- _Dataset excerpts_:
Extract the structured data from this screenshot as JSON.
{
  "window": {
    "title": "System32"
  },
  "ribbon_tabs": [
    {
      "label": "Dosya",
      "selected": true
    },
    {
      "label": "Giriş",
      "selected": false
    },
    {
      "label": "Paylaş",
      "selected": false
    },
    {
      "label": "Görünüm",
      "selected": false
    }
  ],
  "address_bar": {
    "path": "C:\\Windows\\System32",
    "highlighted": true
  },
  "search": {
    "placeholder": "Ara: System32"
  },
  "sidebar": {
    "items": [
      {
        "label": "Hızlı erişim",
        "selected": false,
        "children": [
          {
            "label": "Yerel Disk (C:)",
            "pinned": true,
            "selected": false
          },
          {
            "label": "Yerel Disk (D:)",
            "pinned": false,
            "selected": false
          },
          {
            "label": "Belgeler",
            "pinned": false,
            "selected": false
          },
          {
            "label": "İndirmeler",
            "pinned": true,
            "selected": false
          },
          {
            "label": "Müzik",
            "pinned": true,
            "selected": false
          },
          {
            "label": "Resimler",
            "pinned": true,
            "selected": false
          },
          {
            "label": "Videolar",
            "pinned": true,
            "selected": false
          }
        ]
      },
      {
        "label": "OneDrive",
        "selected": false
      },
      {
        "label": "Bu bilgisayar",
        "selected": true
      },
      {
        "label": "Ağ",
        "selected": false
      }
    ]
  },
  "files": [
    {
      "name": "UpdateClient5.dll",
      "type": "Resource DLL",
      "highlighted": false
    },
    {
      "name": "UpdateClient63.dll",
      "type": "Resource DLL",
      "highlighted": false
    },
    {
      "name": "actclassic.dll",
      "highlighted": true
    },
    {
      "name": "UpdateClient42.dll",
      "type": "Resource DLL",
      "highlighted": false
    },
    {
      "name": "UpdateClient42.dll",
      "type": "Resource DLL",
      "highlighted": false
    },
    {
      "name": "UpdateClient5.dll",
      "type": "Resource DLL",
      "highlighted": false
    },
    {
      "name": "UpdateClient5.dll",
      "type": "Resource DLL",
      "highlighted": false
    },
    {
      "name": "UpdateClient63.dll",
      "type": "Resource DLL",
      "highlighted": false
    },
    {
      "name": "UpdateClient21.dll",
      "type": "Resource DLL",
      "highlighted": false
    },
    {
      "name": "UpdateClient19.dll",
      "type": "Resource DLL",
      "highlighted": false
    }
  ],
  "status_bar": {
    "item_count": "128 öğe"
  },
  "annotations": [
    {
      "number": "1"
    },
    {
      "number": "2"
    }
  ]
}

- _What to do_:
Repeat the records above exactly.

- _Output_:
Extract the structured data from this screenshot as JSON.
{
  "window": {
    "title": "System32"
  },
  "ribbon_tabs": [
    {
      "label": "Dosya",
      "selected": true
    },
    {
      "label": "Giriş",
      "selected": false
    },
    {
      "label": "Paylaş",
      "selected": false
    },
    {
      "label": "Görünüm",
      "selected": false
    }
  ],
  "address_bar": {
    "path": "C:\\Windows\\System32",
    "highlighted": true
  },
  "search": {
    "placeholder": "Ara: System32"
  },
  "sidebar": {
    "items": [
      {
        "label": "Hızlı erişim",
        "selected": false,
        "children": [
          {
            "label": "Yerel Disk (C:)",
            "pinned": true,
            "selected": false
          },
          {
            "label": "Yerel Disk (D:)",
            "pinned": false,
            "selected": false
          },
          {
            "label": "Belgeler",
            "pinned": false,
            "selected": false
          },
          {
            "label": "İndirmeler",
            "pinned": true,
            "selected": false
          },
          {
            "label": "Müzik",
            "pinned": true,
            "selected": false
          },
          {
            "label": "Resimler",
            "pinned": true,
            "selected": false
          },
          {
            "label": "Videolar",
            "pinned": true,
            "selected": false
          }
        ]
      },
      {
        "label": "OneDrive",
        "selected": false
      },
      {
        "label": "Bu bilgisayar",
        "selected": true
      },
      {
        "label": "Ağ",
        "selected": false
      }
    ]
  },
  "files": [
    {
      "name": "UpdateClient5.dll",
      "type": "Resource DLL",
      "highlighted": false
    },
    {
      "name": "UpdateClient63.dll",
      "type": "Resource DLL",
      "highlighted": false
    },
    {
      "name": "actclassic.dll",
      "highlighted": true
    },
    {
      "name": "UpdateClient42.dll",
      "type": "Resource DLL",
      "highlighted": false
    },
    {
      "name": "UpdateClient42.dll",
      "type": "Resource DLL",
      "highlighted": false
    },
    {
      "name": "UpdateClient5.dll",
      "type": "Resource DLL",
      "highlighted": false
    },
    {
      "name": "UpdateClient5.dll",
      "type": "Resource DLL",
      "highlighted": false
    },
    {
      "name": "UpdateClient63.dll",
      "type": "Resource DLL",
      "highlighted": false
    },
    {
      "name": "UpdateClient21.dll",
      "type": "Resource DLL",
      "highlighted": false
    },
    {
      "name": "UpdateClient19.dll",
      "type": "Resource DLL",
      "highlighted": false
    }
  ],
  "status_bar": {
    "item_count": "128 öğe"
  },
  "annotations": [
    {
      "number": "1"
    },
    {
      "number": "2"
    }
  ]
}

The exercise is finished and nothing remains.